In a parallel system, processors often need to communicate with each other to exchange data or coordinate their actions. Communication overhead, the time spent on data transfer and synchronization, can be a significant performance bottleneck in parallel algorithms. Minimizing communication overhead is a key challenge in designing efficient parallel algorithms.
Real-World Applications of Parallel Algorithms
Parallel algorithms find applications across various scientific domains. Let's explore some real-world examples to illustrate their importance:
Weather and Climate Modeling
Weather prediction and climate modeling involve complex simulations of atmospheric conditions. Parallel algorithms enable meteorologists and climatologists to perform high-resolution simulations that consider multiple variables simultaneously, leading to more accurate forecasts and climate projections.
Computational Fluid Dynamics (CFD)
In aerospace and automotive industries, CFD simulations are essential for designing efficient and aerodynamic vehicles. Parallel algorithms allow engineers to simulate fluid flows over complex geometries, optimizing designs and reducing testing costs.
Molecular Dynamics Simulations
Molecular dynamics simulations are used in chemistry and biochemistry to study the behavior of molecules and atoms. Parallel algorithms facilitate the computation of interatomic forces and the simulation of complex biomolecular systems, aiding drug discovery and material science research.
Finite Element Analysis (FEA)
FEA is widely used in engineering to analyze the structural behavior of complex systems. Parallel algorithms help engineers analyze large-scale structures, such as bridges and buildings, by dividing them into smaller elements and simulating their interactions.
Genomic Data Analysis
Genomics generates vast amounts of data, making parallel algorithms essential for processing and analyzing genetic sequences. Researchers use parallelism to search for patterns, identify mutations, and understand the genetic basis of diseases.
Quantum computing, with its inherent parallelism, is a frontier in scientific computing. Quantum algorithms promise to revolutionize fields such as cryptography, optimization, and materials science by exploiting the parallelism inherent in quantum states.
Challenges and Future Directions
While parallel algorithms have unlocked tremendous computational power, they come with their set of challenges:

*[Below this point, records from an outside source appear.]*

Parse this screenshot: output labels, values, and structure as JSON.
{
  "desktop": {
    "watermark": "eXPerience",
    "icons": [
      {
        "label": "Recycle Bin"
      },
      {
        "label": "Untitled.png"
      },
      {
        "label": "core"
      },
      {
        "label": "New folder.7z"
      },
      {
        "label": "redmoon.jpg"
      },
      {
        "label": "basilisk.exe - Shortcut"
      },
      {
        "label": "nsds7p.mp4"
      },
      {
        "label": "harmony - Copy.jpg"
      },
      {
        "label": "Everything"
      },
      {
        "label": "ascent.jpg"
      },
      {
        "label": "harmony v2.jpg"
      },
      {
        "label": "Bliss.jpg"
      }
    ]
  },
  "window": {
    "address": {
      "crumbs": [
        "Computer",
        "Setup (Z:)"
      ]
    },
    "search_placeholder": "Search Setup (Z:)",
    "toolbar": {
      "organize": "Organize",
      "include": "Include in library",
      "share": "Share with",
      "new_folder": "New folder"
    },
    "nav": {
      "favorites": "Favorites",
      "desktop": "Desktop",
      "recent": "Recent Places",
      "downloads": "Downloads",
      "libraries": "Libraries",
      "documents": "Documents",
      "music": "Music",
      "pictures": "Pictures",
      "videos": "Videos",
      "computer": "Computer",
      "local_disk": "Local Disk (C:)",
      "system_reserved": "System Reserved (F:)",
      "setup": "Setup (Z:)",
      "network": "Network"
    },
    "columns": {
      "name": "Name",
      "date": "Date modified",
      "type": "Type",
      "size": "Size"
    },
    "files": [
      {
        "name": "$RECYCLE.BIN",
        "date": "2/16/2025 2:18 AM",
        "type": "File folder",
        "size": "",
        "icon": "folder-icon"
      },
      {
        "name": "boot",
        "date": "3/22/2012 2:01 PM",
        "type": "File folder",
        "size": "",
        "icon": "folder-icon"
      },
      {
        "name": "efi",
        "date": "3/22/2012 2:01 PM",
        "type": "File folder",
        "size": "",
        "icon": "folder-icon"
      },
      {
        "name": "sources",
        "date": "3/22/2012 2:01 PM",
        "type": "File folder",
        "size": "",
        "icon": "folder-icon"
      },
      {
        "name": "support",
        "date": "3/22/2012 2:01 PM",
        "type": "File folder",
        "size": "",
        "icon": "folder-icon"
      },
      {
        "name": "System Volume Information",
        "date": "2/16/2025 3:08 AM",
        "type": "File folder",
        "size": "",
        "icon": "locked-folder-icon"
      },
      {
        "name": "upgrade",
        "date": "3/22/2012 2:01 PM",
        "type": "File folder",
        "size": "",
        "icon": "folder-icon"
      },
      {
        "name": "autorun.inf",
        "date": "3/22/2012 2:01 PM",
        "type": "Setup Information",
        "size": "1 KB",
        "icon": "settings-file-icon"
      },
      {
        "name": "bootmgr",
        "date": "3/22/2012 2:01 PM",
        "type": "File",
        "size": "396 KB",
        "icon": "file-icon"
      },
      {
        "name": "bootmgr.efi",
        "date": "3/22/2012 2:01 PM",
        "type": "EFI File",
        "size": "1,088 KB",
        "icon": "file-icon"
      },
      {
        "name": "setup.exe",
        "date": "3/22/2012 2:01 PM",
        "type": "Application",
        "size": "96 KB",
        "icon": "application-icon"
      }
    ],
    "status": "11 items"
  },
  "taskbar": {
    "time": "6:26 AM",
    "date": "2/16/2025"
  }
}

As hardware architectures evolve, designing algorithms that can scale effectively across a growing number of processing units remains a challenge. Achieving strong scalability, where performance increases linearly with the number of processors, is often difficult.
Efficient load balancing becomes more challenging as the number of processors increases. Ensuring that each processor receives a fair share of work requires sophisticated load balancing algorithms.
In large-scale parallel systems, hardware failures are inevitable. Designing algorithms that can recover gracefully from failures and continue computation is crucial for reliability.
Modern HPC systems often feature heterogeneous architectures with a mix of CPUs, GPUs, and accelerators. Adapting algorithms to leverage these diverse hardware components efficiently is a pressing challenge.
With concerns about energy consumption, designing parallel algorithms that minimize power usage while maximizing performance is becoming increasingly important.
Parallel algorithms have revolutionized scientific computing, enabling researchers to tackle complex problems, process vast datasets, and make significant advancements in various scientific domains. As computational hardware continues to evolve, parallelism will remain at the forefront of scientific computing, driving innovation and discovery. Understanding the key concepts and challenges in parallel algorithms is crucial for scientists and engineers working in fields where computational power plays a pivotal role in shaping the future of research and technology.